Report every line below that carries the word "JSON".

● ● ●

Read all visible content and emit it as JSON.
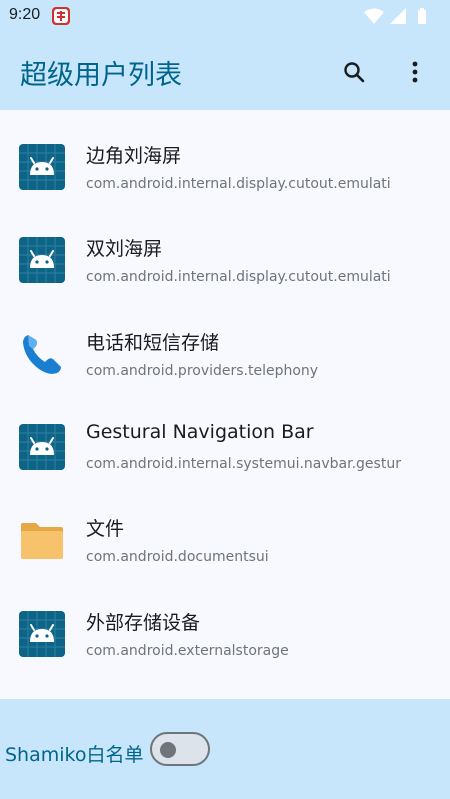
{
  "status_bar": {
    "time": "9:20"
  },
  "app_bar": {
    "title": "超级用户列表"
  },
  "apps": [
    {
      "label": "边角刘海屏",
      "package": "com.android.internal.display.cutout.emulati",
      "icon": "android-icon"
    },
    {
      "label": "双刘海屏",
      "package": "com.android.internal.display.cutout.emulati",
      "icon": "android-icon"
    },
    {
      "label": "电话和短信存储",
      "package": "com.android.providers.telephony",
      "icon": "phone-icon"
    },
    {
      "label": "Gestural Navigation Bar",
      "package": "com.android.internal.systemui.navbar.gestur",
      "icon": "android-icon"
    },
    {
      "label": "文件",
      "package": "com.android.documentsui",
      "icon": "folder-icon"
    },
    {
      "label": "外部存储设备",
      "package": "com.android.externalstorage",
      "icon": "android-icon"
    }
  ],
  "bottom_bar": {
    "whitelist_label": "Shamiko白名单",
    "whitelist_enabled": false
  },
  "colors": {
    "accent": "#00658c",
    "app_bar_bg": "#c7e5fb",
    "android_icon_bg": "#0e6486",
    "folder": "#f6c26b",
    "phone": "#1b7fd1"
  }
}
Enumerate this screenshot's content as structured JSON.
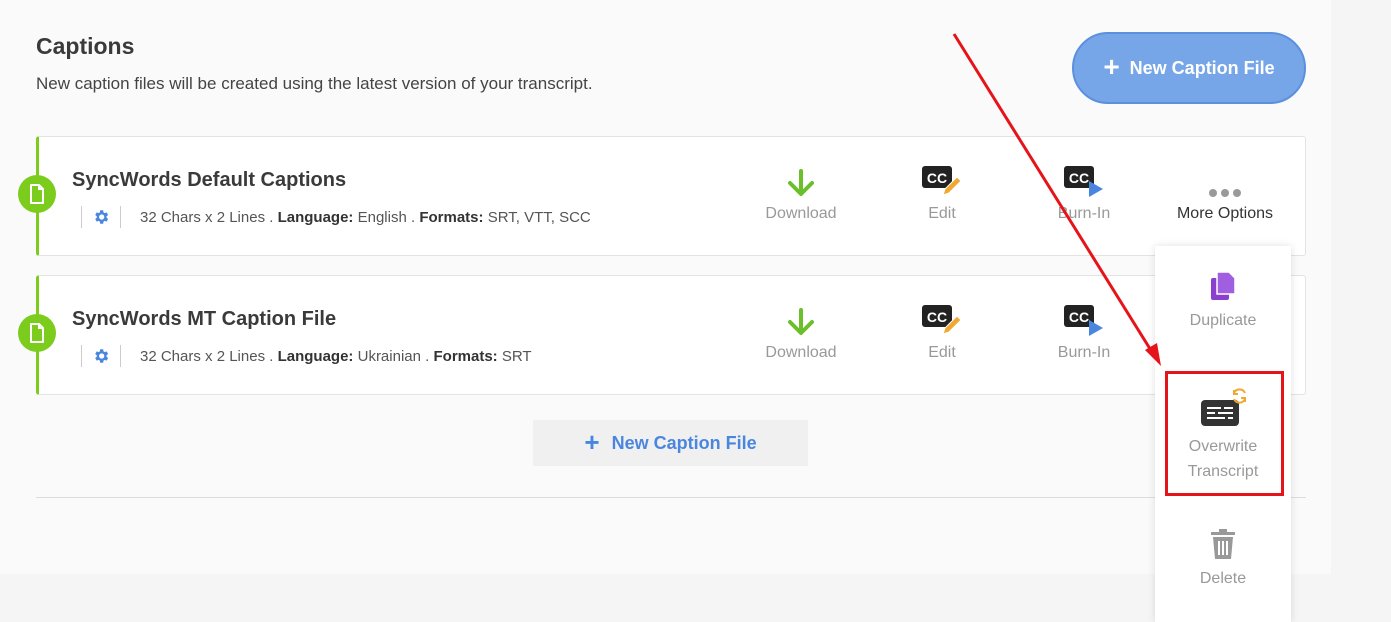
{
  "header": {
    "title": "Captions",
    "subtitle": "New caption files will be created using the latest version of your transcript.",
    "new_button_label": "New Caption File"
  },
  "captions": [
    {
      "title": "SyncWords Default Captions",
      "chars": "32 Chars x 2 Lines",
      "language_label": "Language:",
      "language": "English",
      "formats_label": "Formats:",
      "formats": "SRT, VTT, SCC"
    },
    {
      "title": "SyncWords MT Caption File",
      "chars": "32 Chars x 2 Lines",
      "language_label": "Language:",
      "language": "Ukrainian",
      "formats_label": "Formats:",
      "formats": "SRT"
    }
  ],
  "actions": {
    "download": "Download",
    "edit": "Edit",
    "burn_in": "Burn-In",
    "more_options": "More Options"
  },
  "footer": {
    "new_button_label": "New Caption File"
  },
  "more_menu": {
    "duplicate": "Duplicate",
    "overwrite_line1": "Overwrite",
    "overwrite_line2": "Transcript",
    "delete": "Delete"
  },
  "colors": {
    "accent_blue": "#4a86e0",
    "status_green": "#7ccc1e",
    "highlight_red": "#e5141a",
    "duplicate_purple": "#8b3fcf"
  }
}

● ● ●

OUTPUT OF THE EXERCISE |
Read all visible content and emit it as JSON.
Enumerate this screenshot's content as structured JSON.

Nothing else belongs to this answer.